(The Center Square) – Democrats announced a plan Monday to promote police officer recruitment that mirrors proposals of Gov. Tim Walz and Republicans.
House Majority Leader Ryan Winkler authored the bill, HF 3581, which was developed in consultation with the Minnesota Sheriff’s Association, Minnesota Chiefs of Police Association, and Minnesota Department of Public Safety. He said at a news conference announcing the bill that law enforcement leaders want to recruit officers who reflect the community, have a high social-emotional set of skills and are committed to community services, but they’re struggling to do that.
“[The bill] is built on the premise that Minnesota can recruit, can hire, can train and can retain the kinds of police officers who reflect our communities’ values,” Winkler said.
He said providing law enforcement leaders with candidates who have been carefully screened, before training, for commitment to public service and strong moral character, such as a service mindset and cultural competency, instead of having training open to everyone is ideal for addressing the shortage of police officers.
Department of Public Safety Assistant Commissioner Booker Hodges said at the conference that 58 Minnesota agencies, 25%, are seeking police officers. Considering the vacancy rates (about 1,350 officers) and an average annual graduation rate of 536 officers, it will take three years to fill the jobs, without considering upcoming retirements, he said. About 4% of the state’s police officers are people of color, he said.
“[This program] will allow us to have law enforcement agencies that are reflective of the communities they serve,” he said. “I can’t overstress enough: this bill, if passed, is a generational opportunity here for the state of Minnesota. … When they [Republicans, DFL, and Walz] agree on something that the state’s name is Minnesota and this is the state capitol, it’s time to put our money where our mouth is.”
Candidates would receive free tuition at a Minnesota state university for up to eight semesters, free law enforcement skills training, job placement assistance, a signing bonus, a stipend for living expenses and a retention bonus after 18 months of service.
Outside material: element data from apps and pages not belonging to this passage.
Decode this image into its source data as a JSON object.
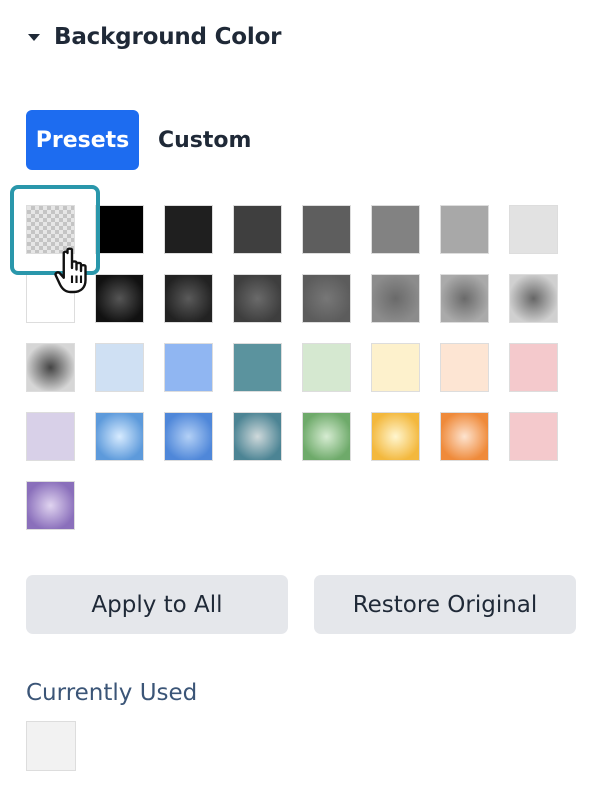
{
  "section": {
    "title": "Background Color",
    "caret_icon": "caret-down-icon"
  },
  "tabs": [
    {
      "label": "Presets",
      "active": true
    },
    {
      "label": "Custom",
      "active": false
    }
  ],
  "accent_color": "#1d6cf0",
  "selection_color": "#2a97ab",
  "presets": [
    {
      "kind": "transparent"
    },
    {
      "kind": "solid",
      "color": "#000000"
    },
    {
      "kind": "solid",
      "color": "#1f1f1f"
    },
    {
      "kind": "solid",
      "color": "#3f3f3f"
    },
    {
      "kind": "solid",
      "color": "#5e5e5e"
    },
    {
      "kind": "solid",
      "color": "#828282"
    },
    {
      "kind": "solid",
      "color": "#a8a8a8"
    },
    {
      "kind": "solid",
      "color": "#e2e2e2"
    },
    {
      "kind": "solid",
      "color": "#ffffff"
    },
    {
      "kind": "radial",
      "center": "#555555",
      "edge": "#111111"
    },
    {
      "kind": "radial",
      "center": "#5a5a5a",
      "edge": "#222222"
    },
    {
      "kind": "radial",
      "center": "#6a6a6a",
      "edge": "#3e3e3e"
    },
    {
      "kind": "radial",
      "center": "#777777",
      "edge": "#5c5c5c"
    },
    {
      "kind": "radial",
      "center": "#6a6a6a",
      "edge": "#8c8c8c"
    },
    {
      "kind": "radial",
      "center": "#6a6a6a",
      "edge": "#aaaaaa"
    },
    {
      "kind": "radial",
      "center": "#666666",
      "edge": "#d0d0d0"
    },
    {
      "kind": "radial",
      "center": "#444444",
      "edge": "#d6d6d6"
    },
    {
      "kind": "solid",
      "color": "#cfe0f3"
    },
    {
      "kind": "solid",
      "color": "#90b6f2"
    },
    {
      "kind": "solid",
      "color": "#5b939e"
    },
    {
      "kind": "solid",
      "color": "#d5e8d0"
    },
    {
      "kind": "solid",
      "color": "#fdf1cc"
    },
    {
      "kind": "solid",
      "color": "#fde5d3"
    },
    {
      "kind": "solid",
      "color": "#f4c9cc"
    },
    {
      "kind": "solid",
      "color": "#d8d0e8"
    },
    {
      "kind": "radial",
      "center": "#d7ebff",
      "edge": "#5d9adb"
    },
    {
      "kind": "radial",
      "center": "#b3d0f6",
      "edge": "#4f87d9"
    },
    {
      "kind": "radial",
      "center": "#cfd9db",
      "edge": "#4c8494"
    },
    {
      "kind": "radial",
      "center": "#d6ecd2",
      "edge": "#6eaa6a"
    },
    {
      "kind": "radial",
      "center": "#fff6cf",
      "edge": "#f3b83d"
    },
    {
      "kind": "radial",
      "center": "#fde3cf",
      "edge": "#ef8a3a"
    },
    {
      "kind": "solid",
      "color": "#f4c9cc"
    },
    {
      "kind": "radial",
      "center": "#e0d4f0",
      "edge": "#8a6fbb"
    }
  ],
  "buttons": {
    "apply_all": "Apply to All",
    "restore": "Restore Original"
  },
  "currently_used": {
    "label": "Currently Used",
    "color": "#f2f2f2"
  },
  "cursor_icon": "hand-pointer-icon"
}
In exchange, they would have to achieve passing grades in the required courses, complete law enforcement skills training, make timely progress toward completing the program, pass the Minnesota peace officer licensure exam, and actively seek employment as a peace officer with a Minnesota law enforcement agency until they are employed. They would need to obtain full-time employment as a peace officer in Minnesota within six months of completing the program and work full-time as a peace officer for six years.
The commissioner would annually verify with the board that program graduates who have not fulfilled the total employment obligation are employed as a peace officer by a state law enforcement agency. The commissioner can approve employment in other public safety professions for program graduates. If they do not meet the program requirements and are not excused by the commissioner, the program participants must reimburse the state.
It would cost $13 million to administer and establish the program in fiscal year 2023. The Department of Public Safety Commissioner would issue a $800,000 contract with a recruitment agency that would conduct outreach to candidates. The college scholarship program would receive $2.6 million and use some of that money to promote the program.
The commissioner would convene a selection committee to review applications. The committee would include representatives of all of Minnesota’s major law enforcement organizations and be chaired by the POST Board’s executive director.
The House Higher Education Committee will hear the bill at 3 p.m. Tuesday, Feb. 22.